*** Dataset entries ***

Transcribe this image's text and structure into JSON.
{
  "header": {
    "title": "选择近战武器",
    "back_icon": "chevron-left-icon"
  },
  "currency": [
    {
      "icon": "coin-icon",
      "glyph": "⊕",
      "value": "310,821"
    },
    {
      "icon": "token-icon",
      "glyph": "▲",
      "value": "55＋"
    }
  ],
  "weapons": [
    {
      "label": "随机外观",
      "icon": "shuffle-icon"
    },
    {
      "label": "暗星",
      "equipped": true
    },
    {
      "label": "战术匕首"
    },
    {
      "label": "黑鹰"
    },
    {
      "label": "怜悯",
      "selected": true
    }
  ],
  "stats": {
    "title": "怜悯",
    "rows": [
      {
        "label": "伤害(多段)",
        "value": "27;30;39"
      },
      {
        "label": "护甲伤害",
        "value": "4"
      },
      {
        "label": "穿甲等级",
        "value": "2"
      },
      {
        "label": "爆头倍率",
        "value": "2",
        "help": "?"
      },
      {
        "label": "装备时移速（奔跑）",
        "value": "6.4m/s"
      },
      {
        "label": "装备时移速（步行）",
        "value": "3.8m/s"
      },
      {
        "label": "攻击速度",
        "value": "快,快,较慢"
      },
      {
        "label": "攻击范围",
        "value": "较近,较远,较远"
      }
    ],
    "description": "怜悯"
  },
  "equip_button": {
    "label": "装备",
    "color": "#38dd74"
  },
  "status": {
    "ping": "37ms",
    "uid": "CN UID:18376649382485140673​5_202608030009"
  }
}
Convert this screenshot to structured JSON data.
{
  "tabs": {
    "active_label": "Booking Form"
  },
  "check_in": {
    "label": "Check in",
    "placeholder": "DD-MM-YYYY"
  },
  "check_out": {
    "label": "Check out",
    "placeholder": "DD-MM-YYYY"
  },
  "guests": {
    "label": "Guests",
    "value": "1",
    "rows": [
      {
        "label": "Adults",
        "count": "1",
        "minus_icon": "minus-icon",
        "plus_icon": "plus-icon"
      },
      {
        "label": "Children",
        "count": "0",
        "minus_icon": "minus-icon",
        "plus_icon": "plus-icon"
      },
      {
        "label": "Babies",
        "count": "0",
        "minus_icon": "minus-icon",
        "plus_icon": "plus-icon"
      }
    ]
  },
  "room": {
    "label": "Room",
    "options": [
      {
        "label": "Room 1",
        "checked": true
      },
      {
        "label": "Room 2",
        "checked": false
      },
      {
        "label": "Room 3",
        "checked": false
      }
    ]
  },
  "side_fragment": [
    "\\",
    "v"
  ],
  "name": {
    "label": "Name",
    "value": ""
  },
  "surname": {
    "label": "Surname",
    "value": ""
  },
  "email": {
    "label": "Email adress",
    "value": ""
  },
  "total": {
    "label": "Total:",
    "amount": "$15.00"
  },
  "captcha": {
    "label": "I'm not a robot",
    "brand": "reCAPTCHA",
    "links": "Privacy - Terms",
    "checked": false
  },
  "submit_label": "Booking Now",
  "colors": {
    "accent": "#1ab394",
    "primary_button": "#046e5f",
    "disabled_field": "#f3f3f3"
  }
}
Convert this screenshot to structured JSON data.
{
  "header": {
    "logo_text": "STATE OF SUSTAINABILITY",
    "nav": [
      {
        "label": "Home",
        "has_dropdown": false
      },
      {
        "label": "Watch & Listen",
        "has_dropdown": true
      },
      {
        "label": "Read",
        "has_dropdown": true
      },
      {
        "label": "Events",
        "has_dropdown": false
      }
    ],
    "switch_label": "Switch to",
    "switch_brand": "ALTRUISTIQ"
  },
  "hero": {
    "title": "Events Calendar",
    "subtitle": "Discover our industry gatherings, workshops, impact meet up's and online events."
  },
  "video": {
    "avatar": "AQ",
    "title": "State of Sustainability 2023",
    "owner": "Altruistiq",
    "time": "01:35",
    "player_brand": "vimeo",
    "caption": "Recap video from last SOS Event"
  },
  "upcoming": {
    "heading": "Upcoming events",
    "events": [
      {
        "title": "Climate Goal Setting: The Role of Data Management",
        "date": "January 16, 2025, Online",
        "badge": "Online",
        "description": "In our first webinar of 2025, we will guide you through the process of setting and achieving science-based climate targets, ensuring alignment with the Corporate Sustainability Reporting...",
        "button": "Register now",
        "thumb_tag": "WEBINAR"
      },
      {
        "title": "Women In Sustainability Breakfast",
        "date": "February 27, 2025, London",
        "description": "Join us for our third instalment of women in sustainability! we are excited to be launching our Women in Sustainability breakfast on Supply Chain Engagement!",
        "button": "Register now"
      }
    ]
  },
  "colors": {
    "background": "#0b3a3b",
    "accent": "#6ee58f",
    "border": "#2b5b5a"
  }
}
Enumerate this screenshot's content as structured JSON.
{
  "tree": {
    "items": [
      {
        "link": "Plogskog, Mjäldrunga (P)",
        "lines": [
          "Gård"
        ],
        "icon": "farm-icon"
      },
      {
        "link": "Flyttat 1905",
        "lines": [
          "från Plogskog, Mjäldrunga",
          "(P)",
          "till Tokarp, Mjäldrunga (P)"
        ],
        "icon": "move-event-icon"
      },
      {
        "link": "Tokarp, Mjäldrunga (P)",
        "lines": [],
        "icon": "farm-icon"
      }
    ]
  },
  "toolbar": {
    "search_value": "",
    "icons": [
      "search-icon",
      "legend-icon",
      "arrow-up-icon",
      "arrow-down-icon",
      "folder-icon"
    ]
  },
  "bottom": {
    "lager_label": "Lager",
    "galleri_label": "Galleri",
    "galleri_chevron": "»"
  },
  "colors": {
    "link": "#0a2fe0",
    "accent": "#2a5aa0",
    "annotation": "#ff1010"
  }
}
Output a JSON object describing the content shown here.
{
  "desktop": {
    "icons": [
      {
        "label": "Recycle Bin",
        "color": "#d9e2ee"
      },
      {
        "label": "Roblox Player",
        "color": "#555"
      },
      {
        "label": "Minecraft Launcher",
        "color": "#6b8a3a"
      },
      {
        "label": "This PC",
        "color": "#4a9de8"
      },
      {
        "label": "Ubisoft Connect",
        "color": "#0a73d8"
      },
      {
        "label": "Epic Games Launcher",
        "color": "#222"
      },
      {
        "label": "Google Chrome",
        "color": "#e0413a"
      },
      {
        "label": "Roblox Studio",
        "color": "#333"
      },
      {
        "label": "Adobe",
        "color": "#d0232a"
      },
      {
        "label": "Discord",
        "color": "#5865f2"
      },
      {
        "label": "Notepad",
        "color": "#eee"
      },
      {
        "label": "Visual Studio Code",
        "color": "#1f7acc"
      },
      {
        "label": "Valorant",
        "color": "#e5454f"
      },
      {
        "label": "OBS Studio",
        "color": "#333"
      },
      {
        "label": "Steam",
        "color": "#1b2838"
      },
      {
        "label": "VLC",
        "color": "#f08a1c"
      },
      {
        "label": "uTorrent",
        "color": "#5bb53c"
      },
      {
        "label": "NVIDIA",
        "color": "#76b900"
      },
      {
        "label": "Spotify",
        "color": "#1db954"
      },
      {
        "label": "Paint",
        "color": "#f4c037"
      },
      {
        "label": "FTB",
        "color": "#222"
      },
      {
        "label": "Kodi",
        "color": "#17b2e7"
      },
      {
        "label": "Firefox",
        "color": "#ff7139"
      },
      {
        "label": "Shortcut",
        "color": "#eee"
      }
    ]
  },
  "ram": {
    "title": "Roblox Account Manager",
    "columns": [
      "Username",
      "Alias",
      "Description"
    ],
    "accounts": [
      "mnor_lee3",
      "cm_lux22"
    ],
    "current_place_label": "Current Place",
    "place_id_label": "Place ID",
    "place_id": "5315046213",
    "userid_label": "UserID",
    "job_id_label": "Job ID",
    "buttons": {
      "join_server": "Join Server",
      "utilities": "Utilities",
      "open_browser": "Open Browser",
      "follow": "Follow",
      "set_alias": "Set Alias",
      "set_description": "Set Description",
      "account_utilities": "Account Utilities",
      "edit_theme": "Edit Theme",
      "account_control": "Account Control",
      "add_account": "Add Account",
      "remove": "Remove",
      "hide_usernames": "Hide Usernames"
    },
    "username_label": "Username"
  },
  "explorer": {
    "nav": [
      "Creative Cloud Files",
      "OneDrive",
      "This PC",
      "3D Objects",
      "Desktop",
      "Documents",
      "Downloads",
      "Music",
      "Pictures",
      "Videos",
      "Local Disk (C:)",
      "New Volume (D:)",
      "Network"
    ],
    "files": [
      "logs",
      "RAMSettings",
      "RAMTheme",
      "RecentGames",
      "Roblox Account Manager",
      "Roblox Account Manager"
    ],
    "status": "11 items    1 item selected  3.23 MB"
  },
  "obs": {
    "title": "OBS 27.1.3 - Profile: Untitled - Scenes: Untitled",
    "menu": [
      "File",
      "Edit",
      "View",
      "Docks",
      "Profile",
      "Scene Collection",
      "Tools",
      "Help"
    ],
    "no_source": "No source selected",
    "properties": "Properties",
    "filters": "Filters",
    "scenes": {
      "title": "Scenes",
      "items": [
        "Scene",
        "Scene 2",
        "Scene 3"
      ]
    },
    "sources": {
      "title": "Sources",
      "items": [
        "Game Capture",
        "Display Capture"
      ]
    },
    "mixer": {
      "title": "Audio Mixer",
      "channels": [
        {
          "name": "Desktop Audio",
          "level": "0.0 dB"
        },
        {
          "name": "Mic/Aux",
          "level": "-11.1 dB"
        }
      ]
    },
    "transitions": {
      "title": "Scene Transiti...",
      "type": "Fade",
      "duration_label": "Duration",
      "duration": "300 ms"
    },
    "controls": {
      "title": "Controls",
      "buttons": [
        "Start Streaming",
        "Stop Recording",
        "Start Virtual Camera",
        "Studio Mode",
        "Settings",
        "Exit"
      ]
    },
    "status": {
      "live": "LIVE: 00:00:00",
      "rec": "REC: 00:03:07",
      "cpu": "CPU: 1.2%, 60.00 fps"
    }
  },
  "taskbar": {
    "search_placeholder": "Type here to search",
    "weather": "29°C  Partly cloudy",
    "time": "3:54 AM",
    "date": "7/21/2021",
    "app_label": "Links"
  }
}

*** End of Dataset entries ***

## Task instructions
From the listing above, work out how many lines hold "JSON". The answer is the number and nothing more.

## Task answer
5